Task details: Select all lines holding the word "here" from the entries that follow.

== Data provided

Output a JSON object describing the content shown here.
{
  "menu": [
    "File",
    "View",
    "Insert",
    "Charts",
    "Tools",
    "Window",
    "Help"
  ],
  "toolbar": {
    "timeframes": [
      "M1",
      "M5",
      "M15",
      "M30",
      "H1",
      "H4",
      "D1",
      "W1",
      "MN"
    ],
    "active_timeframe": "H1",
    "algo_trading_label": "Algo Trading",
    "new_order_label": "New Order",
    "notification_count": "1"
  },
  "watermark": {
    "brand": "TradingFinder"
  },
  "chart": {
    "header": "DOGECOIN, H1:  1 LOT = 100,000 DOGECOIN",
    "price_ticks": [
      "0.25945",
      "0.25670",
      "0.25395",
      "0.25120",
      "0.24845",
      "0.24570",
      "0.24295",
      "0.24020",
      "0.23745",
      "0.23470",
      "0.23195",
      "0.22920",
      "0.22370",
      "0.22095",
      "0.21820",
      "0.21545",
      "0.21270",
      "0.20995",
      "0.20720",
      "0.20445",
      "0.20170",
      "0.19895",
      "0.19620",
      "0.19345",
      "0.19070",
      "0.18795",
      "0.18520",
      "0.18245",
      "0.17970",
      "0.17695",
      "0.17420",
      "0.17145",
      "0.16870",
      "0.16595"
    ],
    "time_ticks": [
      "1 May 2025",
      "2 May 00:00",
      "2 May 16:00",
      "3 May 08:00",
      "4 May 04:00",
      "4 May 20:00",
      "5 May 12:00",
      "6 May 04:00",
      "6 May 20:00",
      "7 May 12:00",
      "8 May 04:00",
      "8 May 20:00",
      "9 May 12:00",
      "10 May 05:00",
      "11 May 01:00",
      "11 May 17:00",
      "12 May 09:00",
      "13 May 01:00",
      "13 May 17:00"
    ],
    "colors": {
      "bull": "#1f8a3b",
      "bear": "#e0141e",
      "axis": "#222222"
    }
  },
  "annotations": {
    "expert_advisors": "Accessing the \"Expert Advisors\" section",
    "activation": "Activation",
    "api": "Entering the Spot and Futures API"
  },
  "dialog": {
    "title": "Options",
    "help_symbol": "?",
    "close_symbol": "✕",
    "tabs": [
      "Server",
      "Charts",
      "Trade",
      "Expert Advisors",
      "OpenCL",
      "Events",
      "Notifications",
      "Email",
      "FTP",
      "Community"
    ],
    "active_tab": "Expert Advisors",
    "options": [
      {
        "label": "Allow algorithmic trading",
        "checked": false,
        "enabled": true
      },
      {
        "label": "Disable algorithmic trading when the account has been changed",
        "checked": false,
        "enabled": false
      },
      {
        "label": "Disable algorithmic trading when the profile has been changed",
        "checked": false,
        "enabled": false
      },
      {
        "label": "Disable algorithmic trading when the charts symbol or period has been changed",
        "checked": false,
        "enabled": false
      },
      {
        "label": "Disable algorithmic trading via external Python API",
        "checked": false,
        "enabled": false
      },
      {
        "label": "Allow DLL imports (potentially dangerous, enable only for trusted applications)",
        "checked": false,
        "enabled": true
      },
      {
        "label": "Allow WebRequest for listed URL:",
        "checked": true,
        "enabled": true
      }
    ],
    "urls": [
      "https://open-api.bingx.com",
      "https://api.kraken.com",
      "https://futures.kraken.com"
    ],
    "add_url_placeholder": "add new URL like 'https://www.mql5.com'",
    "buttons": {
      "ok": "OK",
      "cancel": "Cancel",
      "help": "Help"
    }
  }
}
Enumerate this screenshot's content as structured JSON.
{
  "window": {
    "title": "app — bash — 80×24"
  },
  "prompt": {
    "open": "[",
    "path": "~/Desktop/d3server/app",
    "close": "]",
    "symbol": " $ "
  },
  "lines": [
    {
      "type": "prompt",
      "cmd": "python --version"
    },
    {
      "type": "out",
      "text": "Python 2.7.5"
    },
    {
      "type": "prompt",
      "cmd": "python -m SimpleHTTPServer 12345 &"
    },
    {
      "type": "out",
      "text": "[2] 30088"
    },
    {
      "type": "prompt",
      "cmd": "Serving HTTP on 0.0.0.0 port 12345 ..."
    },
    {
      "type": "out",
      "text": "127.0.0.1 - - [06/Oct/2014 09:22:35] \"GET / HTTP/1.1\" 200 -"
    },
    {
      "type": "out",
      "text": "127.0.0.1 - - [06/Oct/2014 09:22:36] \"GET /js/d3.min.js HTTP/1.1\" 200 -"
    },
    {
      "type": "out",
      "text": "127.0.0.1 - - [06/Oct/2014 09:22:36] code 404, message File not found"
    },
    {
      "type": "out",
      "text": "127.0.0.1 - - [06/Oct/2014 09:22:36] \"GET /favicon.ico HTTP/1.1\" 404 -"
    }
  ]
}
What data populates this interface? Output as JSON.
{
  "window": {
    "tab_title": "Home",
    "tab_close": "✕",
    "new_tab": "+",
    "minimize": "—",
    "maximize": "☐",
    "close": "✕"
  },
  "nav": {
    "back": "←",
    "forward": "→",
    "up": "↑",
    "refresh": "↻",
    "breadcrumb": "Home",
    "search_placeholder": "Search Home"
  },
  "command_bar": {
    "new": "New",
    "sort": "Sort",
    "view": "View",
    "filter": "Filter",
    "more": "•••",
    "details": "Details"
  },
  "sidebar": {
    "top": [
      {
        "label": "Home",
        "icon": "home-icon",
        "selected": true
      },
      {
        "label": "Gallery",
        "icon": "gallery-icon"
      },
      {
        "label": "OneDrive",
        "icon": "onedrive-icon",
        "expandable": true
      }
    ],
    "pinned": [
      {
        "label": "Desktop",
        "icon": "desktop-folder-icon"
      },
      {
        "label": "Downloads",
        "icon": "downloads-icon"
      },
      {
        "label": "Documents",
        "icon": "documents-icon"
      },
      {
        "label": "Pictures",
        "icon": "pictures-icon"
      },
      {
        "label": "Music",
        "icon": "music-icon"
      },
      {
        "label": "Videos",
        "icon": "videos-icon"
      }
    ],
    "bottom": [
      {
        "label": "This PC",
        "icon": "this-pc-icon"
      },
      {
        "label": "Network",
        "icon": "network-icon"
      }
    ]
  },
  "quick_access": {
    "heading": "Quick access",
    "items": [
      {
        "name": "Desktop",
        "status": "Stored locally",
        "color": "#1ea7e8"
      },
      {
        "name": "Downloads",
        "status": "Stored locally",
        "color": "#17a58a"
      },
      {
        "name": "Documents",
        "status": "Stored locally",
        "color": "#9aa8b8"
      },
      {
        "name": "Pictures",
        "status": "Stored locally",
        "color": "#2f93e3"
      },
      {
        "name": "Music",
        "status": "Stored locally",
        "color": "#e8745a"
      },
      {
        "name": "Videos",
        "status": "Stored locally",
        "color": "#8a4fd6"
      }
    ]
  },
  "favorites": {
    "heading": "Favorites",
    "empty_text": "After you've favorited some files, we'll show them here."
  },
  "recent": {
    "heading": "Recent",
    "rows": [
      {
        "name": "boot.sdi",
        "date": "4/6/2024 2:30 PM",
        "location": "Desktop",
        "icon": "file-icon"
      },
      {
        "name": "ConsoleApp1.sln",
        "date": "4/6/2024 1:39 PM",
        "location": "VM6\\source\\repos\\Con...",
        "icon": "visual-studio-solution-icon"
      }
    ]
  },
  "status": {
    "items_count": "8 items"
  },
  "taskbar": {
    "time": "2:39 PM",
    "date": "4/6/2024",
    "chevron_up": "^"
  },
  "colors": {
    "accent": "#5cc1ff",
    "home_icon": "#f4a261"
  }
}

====

Task response:
Output a JSON object describing the content shown here.
    "empty_text": "After you've favorited some files, we'll show them here."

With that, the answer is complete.